Could you give the data that follows again exactly, without its pictures?

##### RECORDED INFORMATION #####

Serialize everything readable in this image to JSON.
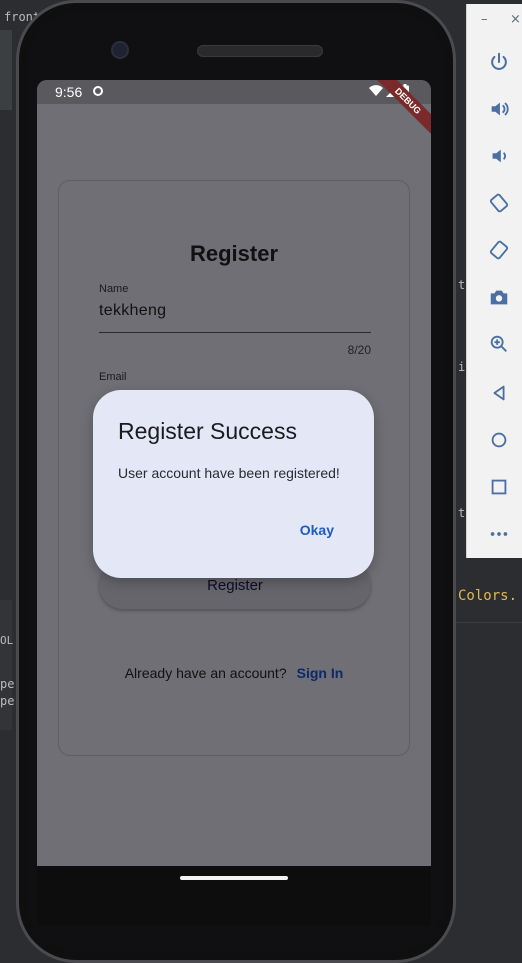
{
  "ide": {
    "top_left_text": "fronte",
    "right_snippet_1": "t",
    "right_snippet_2": "i",
    "right_snippet_3": "t",
    "right_snippet_4": "Colors.",
    "left_snippet_1": "OL",
    "left_snippet_2": "pe",
    "left_snippet_3": "pe"
  },
  "emulator": {
    "min_label": "–",
    "close_label": "×",
    "controls": [
      {
        "name": "power-icon"
      },
      {
        "name": "volume-up-icon"
      },
      {
        "name": "volume-down-icon"
      },
      {
        "name": "rotate-left-icon"
      },
      {
        "name": "rotate-right-icon"
      },
      {
        "name": "camera-icon"
      },
      {
        "name": "zoom-icon"
      },
      {
        "name": "back-icon"
      },
      {
        "name": "home-icon"
      },
      {
        "name": "overview-icon"
      },
      {
        "name": "more-icon"
      }
    ]
  },
  "statusbar": {
    "time": "9:56",
    "debug_label": "DEBUG"
  },
  "form": {
    "title": "Register",
    "name_label": "Name",
    "name_value": "tekkheng",
    "name_counter": "8/20",
    "email_label": "Email",
    "register_button": "Register",
    "have_account_text": "Already have an account?",
    "sign_in_link": "Sign In"
  },
  "dialog": {
    "title": "Register Success",
    "message": "User account have been registered!",
    "ok_label": "Okay"
  },
  "colors": {
    "dialog_bg": "#e3e7f6",
    "accent": "#1d5bbf",
    "scrim": "#6f6f75"
  }
}
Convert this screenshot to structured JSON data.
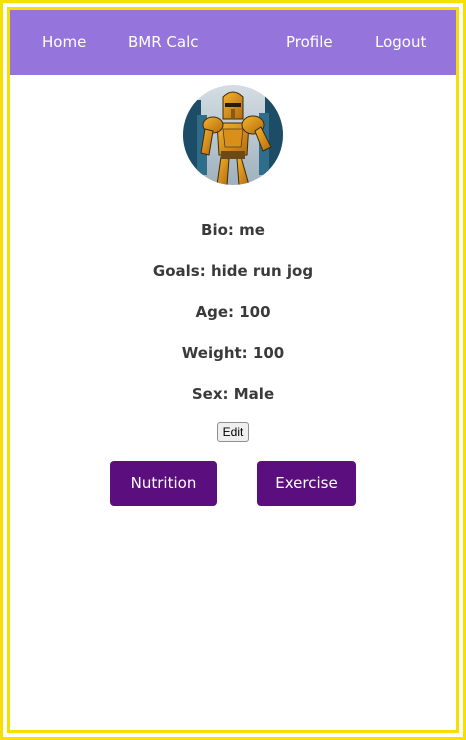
{
  "nav": {
    "home": "Home",
    "bmr": "BMR Calc",
    "profile": "Profile",
    "logout": "Logout"
  },
  "profile": {
    "bio": "Bio: me",
    "goals": "Goals: hide run jog",
    "age": "Age: 100",
    "weight": "Weight: 100",
    "sex": "Sex: Male"
  },
  "actions": {
    "edit": "Edit",
    "nutrition": "Nutrition",
    "exercise": "Exercise"
  },
  "colors": {
    "frame": "#f5e000",
    "navbar": "#9575dc",
    "button": "#5b0f7e",
    "text": "#3a3a3a"
  },
  "avatar": {
    "icon": "knight-avatar-icon"
  }
}
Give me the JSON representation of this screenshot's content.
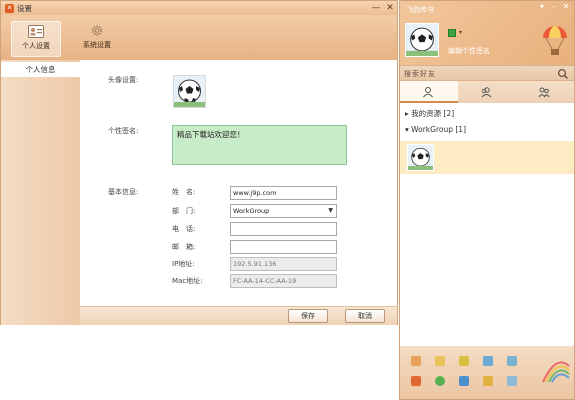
{
  "settings": {
    "title": "设置",
    "tabs": [
      {
        "label": "个人设置",
        "active": true
      },
      {
        "label": "系统设置",
        "active": false
      }
    ],
    "sidebar": {
      "items": [
        {
          "label": "个人信息"
        }
      ]
    },
    "labels": {
      "avatar": "头像设置:",
      "signature": "个性签名:",
      "basic_info": "基本信息:"
    },
    "signature_value": "精品下载站欢迎您！",
    "fields": [
      {
        "label": "姓　名:",
        "value": "www.j9p.com",
        "disabled": false
      },
      {
        "label": "部　门:",
        "value": "WorkGroup",
        "disabled": false,
        "dropdown": true
      },
      {
        "label": "电　话:",
        "value": "",
        "disabled": false
      },
      {
        "label": "邮　箱:",
        "value": "",
        "disabled": false
      },
      {
        "label": "IP地址:",
        "value": "192.5.91.136",
        "disabled": true
      },
      {
        "label": "Mac地址:",
        "value": "FC-AA-14-CC-AA-19",
        "disabled": true
      }
    ],
    "buttons": {
      "save": "保存",
      "cancel": "取消"
    }
  },
  "messenger": {
    "title": "飞鸽传书",
    "signature_placeholder": "编辑个性签名",
    "search_placeholder": "搜索好友",
    "groups": [
      {
        "label": "我的资源 [2]",
        "expanded": false
      },
      {
        "label": "WorkGroup [1]",
        "expanded": true
      }
    ]
  },
  "colors": {
    "accent": "#e8b384",
    "signature_bg": "#c8ebc8",
    "selected_row": "#fdebc4"
  }
}
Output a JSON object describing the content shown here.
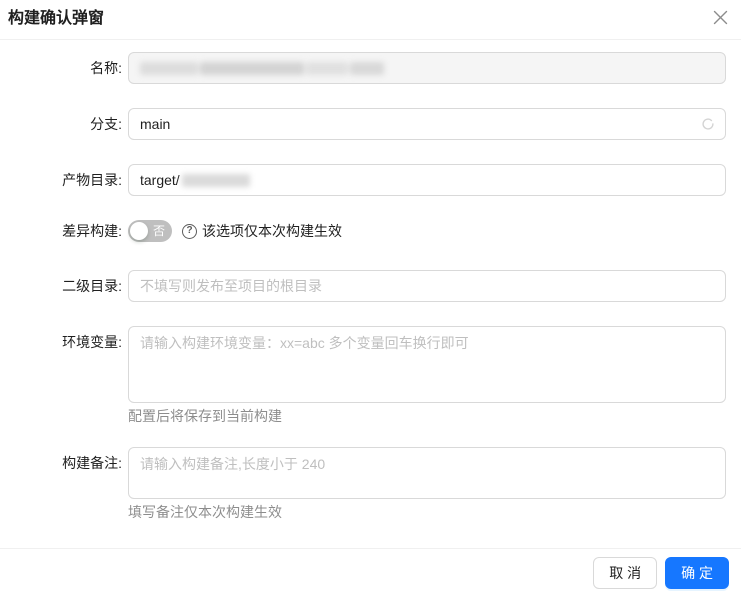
{
  "dialog": {
    "title": "构建确认弹窗"
  },
  "form": {
    "name": {
      "label": "名称:",
      "value_redacted": true
    },
    "branch": {
      "label": "分支:",
      "value": "main"
    },
    "artifact_dir": {
      "label": "产物目录:",
      "value_prefix": "target/",
      "suffix_redacted": true
    },
    "diff_build": {
      "label": "差异构建:",
      "switch_state": "off",
      "switch_text": "否",
      "help_text": "该选项仅本次构建生效"
    },
    "sub_dir": {
      "label": "二级目录:",
      "placeholder": "不填写则发布至项目的根目录"
    },
    "env_vars": {
      "label": "环境变量:",
      "placeholder": "请输入构建环境变量：xx=abc 多个变量回车换行即可",
      "hint": "配置后将保存到当前构建"
    },
    "build_note": {
      "label": "构建备注:",
      "placeholder": "请输入构建备注,长度小于 240",
      "hint": "填写备注仅本次构建生效"
    }
  },
  "icons": {
    "question_glyph": "?"
  },
  "footer": {
    "cancel_label": "取 消",
    "confirm_label": "确 定"
  },
  "colors": {
    "primary": "#1677ff",
    "border": "#d9d9d9",
    "divider": "#f0f0f0",
    "placeholder": "#bfbfbf",
    "switch_off_bg": "#bfbfbf",
    "disabled_bg": "#f5f5f5",
    "hint_text": "#737373"
  }
}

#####

TASK RESULT:
Serialize everything readable in this image to JSON.
{
  "ide": {
    "top_left_text": "fronte",
    "right_snippet_1": "t",
    "right_snippet_2": "i",
    "right_snippet_3": "t",
    "right_snippet_4": "Colors.",
    "left_snippet_1": "OL",
    "left_snippet_2": "pe",
    "left_snippet_3": "pe"
  },
  "emulator": {
    "min_label": "–",
    "close_label": "×",
    "controls": [
      {
        "name": "power-icon"
      },
      {
        "name": "volume-up-icon"
      },
      {
        "name": "volume-down-icon"
      },
      {
        "name": "rotate-left-icon"
      },
      {
        "name": "rotate-right-icon"
      },
      {
        "name": "camera-icon"
      },
      {
        "name": "zoom-icon"
      },
      {
        "name": "back-icon"
      },
      {
        "name": "home-icon"
      },
      {
        "name": "overview-icon"
      },
      {
        "name": "more-icon"
      }
    ]
  },
  "statusbar": {
    "time": "9:56",
    "debug_label": "DEBUG"
  },
  "form": {
    "title": "Register",
    "name_label": "Name",
    "name_value": "tekkheng",
    "name_counter": "8/20",
    "email_label": "Email",
    "register_button": "Register",
    "have_account_text": "Already have an account?",
    "sign_in_link": "Sign In"
  },
  "dialog": {
    "title": "Register Success",
    "message": "User account have been registered!",
    "ok_label": "Okay"
  },
  "colors": {
    "dialog_bg": "#e3e7f6",
    "accent": "#1d5bbf",
    "scrim": "#6f6f75"
  }
}
Convert this screenshot to structured JSON data.
{
  "nav": {
    "home": "Home",
    "bmr": "BMR Calc",
    "profile": "Profile",
    "logout": "Logout"
  },
  "profile": {
    "bio": "Bio: me",
    "goals": "Goals: hide run jog",
    "age": "Age: 100",
    "weight": "Weight: 100",
    "sex": "Sex: Male"
  },
  "actions": {
    "edit": "Edit",
    "nutrition": "Nutrition",
    "exercise": "Exercise"
  },
  "colors": {
    "frame": "#f5e000",
    "navbar": "#9575dc",
    "button": "#5b0f7e",
    "text": "#3a3a3a"
  },
  "avatar": {
    "icon": "knight-avatar-icon"
  }
}
Give me the JSON representation of this screenshot's content.
{
  "settings": {
    "title": "设置",
    "tabs": [
      {
        "label": "个人设置",
        "active": true
      },
      {
        "label": "系统设置",
        "active": false
      }
    ],
    "sidebar": {
      "items": [
        {
          "label": "个人信息"
        }
      ]
    },
    "labels": {
      "avatar": "头像设置:",
      "signature": "个性签名:",
      "basic_info": "基本信息:"
    },
    "signature_value": "精品下载站欢迎您！",
    "fields": [
      {
        "label": "姓　名:",
        "value": "www.j9p.com",
        "disabled": false
      },
      {
        "label": "部　门:",
        "value": "WorkGroup",
        "disabled": false,
        "dropdown": true
      },
      {
        "label": "电　话:",
        "value": "",
        "disabled": false
      },
      {
        "label": "邮　箱:",
        "value": "",
        "disabled": false
      },
      {
        "label": "IP地址:",
        "value": "192.5.91.136",
        "disabled": true
      },
      {
        "label": "Mac地址:",
        "value": "FC-AA-14-CC-AA-19",
        "disabled": true
      }
    ],
    "buttons": {
      "save": "保存",
      "cancel": "取消"
    }
  },
  "messenger": {
    "title": "飞鸽传书",
    "signature_placeholder": "编辑个性签名",
    "search_placeholder": "搜索好友",
    "groups": [
      {
        "label": "我的资源 [2]",
        "expanded": false
      },
      {
        "label": "WorkGroup [1]",
        "expanded": true
      }
    ]
  },
  "colors": {
    "accent": "#e8b384",
    "signature_bg": "#c8ebc8",
    "selected_row": "#fdebc4"
  }
}
Output a JSON object describing the content shown here.
{
  "dialog": {
    "title": "构建确认弹窗"
  },
  "form": {
    "name": {
      "label": "名称:",
      "value_redacted": true
    },
    "branch": {
      "label": "分支:",
      "value": "main"
    },
    "artifact_dir": {
      "label": "产物目录:",
      "value_prefix": "target/",
      "suffix_redacted": true
    },
    "diff_build": {
      "label": "差异构建:",
      "switch_state": "off",
      "switch_text": "否",
      "help_text": "该选项仅本次构建生效"
    },
    "sub_dir": {
      "label": "二级目录:",
      "placeholder": "不填写则发布至项目的根目录"
    },
    "env_vars": {
      "label": "环境变量:",
      "placeholder": "请输入构建环境变量：xx=abc 多个变量回车换行即可",
      "hint": "配置后将保存到当前构建"
    },
    "build_note": {
      "label": "构建备注:",
      "placeholder": "请输入构建备注,长度小于 240",
      "hint": "填写备注仅本次构建生效"
    }
  },
  "icons": {
    "question_glyph": "?"
  },
  "footer": {
    "cancel_label": "取 消",
    "confirm_label": "确 定"
  },
  "colors": {
    "primary": "#1677ff",
    "border": "#d9d9d9",
    "divider": "#f0f0f0",
    "placeholder": "#bfbfbf",
    "switch_off_bg": "#bfbfbf",
    "disabled_bg": "#f5f5f5",
    "hint_text": "#737373"
  }
}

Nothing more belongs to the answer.